▶ WHAT TO WORK ON:
In the records below, count the lines that have "JSON" and answer with the number alone.

Extracted records
----

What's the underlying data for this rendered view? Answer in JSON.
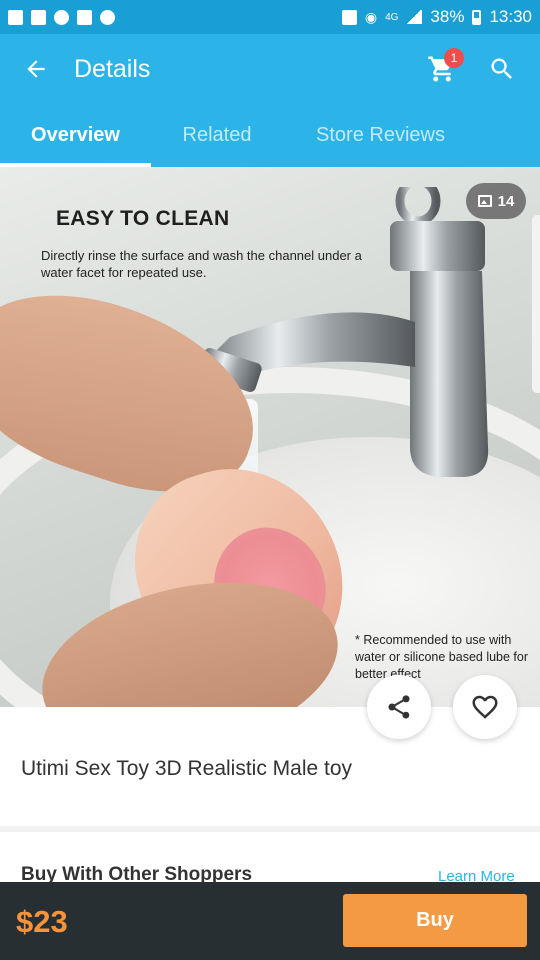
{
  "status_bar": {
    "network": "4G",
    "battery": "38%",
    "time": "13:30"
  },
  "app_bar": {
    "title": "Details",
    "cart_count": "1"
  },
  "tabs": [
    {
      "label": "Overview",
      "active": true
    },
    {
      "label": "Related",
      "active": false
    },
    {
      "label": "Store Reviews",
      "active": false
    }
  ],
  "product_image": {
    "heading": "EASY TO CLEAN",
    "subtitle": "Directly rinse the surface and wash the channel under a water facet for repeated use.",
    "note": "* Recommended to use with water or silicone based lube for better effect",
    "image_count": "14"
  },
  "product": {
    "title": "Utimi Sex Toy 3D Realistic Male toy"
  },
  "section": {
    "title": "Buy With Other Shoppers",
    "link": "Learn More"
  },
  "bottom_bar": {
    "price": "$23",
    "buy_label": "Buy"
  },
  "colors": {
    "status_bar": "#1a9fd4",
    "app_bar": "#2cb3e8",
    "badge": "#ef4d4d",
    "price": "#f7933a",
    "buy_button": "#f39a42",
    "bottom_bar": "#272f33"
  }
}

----

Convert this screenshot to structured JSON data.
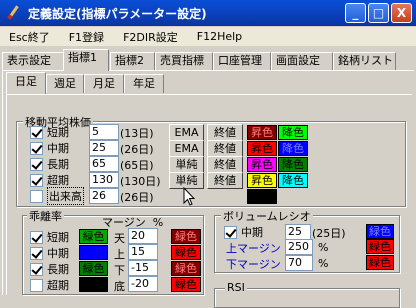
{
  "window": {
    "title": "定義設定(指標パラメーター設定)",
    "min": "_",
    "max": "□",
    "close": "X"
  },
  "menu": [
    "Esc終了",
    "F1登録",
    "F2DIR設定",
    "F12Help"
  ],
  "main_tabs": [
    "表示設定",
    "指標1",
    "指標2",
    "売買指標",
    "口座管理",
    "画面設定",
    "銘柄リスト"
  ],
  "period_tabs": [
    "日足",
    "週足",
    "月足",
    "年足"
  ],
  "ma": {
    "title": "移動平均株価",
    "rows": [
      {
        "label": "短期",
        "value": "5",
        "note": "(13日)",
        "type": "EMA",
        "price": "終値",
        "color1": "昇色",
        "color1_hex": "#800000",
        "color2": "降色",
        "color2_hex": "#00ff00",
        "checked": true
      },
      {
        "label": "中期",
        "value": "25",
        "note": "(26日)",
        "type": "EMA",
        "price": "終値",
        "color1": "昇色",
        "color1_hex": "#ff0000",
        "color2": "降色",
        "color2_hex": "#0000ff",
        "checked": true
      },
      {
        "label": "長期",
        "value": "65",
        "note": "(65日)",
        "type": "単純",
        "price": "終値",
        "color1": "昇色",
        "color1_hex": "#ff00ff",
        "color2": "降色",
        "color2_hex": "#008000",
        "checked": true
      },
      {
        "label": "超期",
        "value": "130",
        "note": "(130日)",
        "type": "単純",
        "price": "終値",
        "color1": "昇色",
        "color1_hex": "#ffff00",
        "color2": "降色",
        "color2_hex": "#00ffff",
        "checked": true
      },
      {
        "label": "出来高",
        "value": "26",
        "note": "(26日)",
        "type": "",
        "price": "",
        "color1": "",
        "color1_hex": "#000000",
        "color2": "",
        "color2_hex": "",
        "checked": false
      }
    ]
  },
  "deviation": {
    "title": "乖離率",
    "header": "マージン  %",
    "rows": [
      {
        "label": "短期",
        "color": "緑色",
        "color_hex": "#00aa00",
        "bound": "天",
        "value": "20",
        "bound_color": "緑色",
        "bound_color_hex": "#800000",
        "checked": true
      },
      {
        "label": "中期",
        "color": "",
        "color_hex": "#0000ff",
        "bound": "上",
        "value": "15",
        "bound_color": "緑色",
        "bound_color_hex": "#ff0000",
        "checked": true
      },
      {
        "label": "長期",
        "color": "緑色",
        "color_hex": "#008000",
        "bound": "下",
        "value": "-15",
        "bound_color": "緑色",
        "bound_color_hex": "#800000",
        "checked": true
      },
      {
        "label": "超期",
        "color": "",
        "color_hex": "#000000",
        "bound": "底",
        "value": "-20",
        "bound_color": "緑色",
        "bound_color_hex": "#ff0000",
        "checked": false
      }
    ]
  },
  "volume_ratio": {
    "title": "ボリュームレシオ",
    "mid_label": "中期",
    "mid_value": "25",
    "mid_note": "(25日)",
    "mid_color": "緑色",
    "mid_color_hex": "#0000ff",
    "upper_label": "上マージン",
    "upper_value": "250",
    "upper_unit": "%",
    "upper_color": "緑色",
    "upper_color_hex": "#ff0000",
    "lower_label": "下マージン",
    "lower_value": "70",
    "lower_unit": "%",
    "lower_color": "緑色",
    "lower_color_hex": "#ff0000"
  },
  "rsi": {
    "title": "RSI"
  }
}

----

▶ SOLUTION:
2